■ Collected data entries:

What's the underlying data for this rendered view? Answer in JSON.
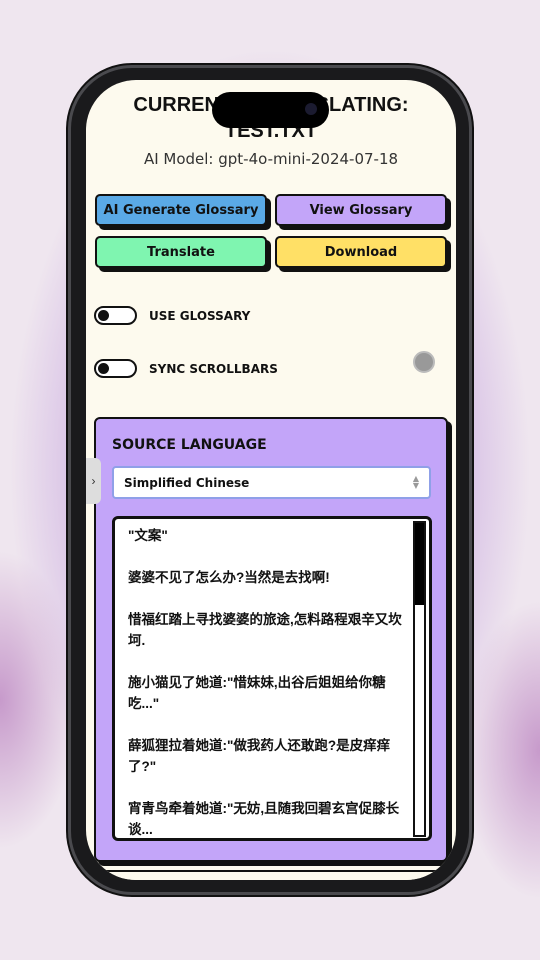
{
  "header": {
    "title": "CURRENTLY TRANSLATING: TEST.TXT",
    "model": "AI Model: gpt-4o-mini-2024-07-18"
  },
  "buttons": {
    "generate": "AI Generate Glossary",
    "view": "View Glossary",
    "translate": "Translate",
    "download": "Download"
  },
  "toggles": {
    "glossary": "USE GLOSSARY",
    "sync": "SYNC SCROLLBARS"
  },
  "source": {
    "label": "SOURCE LANGUAGE",
    "selected": "Simplified Chinese",
    "paragraphs": [
      "\"文案\"",
      "婆婆不见了怎么办?当然是去找啊!",
      "惜福红踏上寻找婆婆的旅途,怎料路程艰辛又坎坷.",
      "施小猫见了她道:\"惜妹妹,出谷后姐姐给你糖吃...\"",
      "薛狐狸拉着她道:\"做我药人还敢跑?是皮痒痒了?\"",
      "宵青鸟牵着她道:\"无妨,且随我回碧玄宫促膝长谈..."
    ]
  },
  "colors": {
    "generate": "#5aa9e6",
    "view": "#c3a5f9",
    "translate": "#7ff5b0",
    "download": "#ffe066",
    "screen": "#fdfaee"
  }
}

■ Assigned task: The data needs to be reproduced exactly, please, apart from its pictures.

■ Expected output:
What's the underlying data for this rendered view? Answer in JSON.
{
  "header": {
    "title": "CURRENTLY TRANSLATING: TEST.TXT",
    "model": "AI Model: gpt-4o-mini-2024-07-18"
  },
  "buttons": {
    "generate": "AI Generate Glossary",
    "view": "View Glossary",
    "translate": "Translate",
    "download": "Download"
  },
  "toggles": {
    "glossary": "USE GLOSSARY",
    "sync": "SYNC SCROLLBARS"
  },
  "source": {
    "label": "SOURCE LANGUAGE",
    "selected": "Simplified Chinese",
    "paragraphs": [
      "\"文案\"",
      "婆婆不见了怎么办?当然是去找啊!",
      "惜福红踏上寻找婆婆的旅途,怎料路程艰辛又坎坷.",
      "施小猫见了她道:\"惜妹妹,出谷后姐姐给你糖吃...\"",
      "薛狐狸拉着她道:\"做我药人还敢跑?是皮痒痒了?\"",
      "宵青鸟牵着她道:\"无妨,且随我回碧玄宫促膝长谈..."
    ]
  },
  "colors": {
    "generate": "#5aa9e6",
    "view": "#c3a5f9",
    "translate": "#7ff5b0",
    "download": "#ffe066",
    "screen": "#fdfaee"
  }
}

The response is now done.